> _Component data from apps and pages_:
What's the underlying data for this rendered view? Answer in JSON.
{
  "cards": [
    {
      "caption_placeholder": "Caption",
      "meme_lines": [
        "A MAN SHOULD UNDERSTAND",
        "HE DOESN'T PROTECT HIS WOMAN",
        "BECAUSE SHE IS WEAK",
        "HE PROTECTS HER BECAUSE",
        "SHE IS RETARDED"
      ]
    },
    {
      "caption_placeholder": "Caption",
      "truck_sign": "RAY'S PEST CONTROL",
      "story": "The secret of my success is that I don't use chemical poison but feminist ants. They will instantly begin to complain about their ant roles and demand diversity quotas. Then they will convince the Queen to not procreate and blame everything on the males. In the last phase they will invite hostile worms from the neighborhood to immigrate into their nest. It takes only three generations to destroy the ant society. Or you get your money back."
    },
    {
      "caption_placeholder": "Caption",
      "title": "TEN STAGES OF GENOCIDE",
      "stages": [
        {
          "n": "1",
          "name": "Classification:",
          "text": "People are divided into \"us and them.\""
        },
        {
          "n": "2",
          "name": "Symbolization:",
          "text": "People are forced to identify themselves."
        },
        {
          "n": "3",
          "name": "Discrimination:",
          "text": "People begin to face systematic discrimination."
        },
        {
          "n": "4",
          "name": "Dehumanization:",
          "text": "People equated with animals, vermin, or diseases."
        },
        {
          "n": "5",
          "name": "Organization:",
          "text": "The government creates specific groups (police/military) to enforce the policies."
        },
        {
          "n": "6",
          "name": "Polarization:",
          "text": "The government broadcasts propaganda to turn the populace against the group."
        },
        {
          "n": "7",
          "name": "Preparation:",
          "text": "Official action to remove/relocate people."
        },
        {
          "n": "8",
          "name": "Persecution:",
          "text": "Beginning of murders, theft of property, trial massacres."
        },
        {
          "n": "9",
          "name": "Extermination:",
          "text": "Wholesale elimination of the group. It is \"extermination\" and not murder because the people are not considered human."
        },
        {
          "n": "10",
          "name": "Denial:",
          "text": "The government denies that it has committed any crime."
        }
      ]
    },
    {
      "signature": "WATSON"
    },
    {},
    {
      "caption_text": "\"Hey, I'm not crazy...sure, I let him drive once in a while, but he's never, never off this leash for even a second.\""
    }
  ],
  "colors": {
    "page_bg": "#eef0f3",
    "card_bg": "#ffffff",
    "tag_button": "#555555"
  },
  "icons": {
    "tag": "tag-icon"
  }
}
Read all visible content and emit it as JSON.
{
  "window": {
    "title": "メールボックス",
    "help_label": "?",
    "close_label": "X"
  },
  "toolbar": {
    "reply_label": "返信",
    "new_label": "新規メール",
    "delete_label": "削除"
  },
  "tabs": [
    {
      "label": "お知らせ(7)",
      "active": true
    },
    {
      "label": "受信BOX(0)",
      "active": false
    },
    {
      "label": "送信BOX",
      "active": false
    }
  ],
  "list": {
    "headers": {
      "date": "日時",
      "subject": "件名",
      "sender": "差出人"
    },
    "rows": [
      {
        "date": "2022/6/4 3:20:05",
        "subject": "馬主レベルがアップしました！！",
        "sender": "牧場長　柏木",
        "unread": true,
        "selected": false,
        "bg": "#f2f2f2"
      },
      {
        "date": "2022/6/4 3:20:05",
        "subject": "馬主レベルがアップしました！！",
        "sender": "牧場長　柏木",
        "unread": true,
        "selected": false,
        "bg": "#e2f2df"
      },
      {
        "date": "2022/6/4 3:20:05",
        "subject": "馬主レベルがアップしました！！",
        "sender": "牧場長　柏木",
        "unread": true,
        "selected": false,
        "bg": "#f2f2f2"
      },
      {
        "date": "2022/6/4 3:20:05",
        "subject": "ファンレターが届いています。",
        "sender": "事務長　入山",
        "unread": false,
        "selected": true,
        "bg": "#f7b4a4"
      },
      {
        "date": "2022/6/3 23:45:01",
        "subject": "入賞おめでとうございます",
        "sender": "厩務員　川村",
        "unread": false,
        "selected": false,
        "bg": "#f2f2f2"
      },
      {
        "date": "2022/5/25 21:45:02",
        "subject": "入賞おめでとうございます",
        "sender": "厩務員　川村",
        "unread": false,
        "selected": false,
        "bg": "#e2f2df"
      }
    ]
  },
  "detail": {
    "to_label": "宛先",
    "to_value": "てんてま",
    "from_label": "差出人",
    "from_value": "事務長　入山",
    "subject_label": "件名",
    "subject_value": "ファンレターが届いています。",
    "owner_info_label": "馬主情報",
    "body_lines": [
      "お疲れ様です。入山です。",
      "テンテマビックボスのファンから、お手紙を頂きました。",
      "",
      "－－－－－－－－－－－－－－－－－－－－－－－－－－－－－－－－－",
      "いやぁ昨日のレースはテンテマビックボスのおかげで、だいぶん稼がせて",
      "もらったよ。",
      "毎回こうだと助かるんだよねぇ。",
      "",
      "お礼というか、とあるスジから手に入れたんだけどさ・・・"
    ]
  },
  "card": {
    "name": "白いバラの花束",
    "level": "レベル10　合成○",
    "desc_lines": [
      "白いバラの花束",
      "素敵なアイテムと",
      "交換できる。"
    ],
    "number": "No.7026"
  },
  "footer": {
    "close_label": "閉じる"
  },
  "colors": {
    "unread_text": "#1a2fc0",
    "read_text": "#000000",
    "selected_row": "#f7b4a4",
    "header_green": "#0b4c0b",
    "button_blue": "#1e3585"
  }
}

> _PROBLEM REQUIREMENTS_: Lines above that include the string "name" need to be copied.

> _SOLUTION TO THIS PROBLEM_:
          "name": "Classification:",
          "name": "Symbolization:",
          "name": "Discrimination:",
          "name": "Dehumanization:",
          "name": "Organization:",
          "name": "Polarization:",
          "name": "Preparation:",
          "name": "Persecution:",
          "name": "Extermination:",
          "name": "Denial:",
    "name": "白いバラの花束",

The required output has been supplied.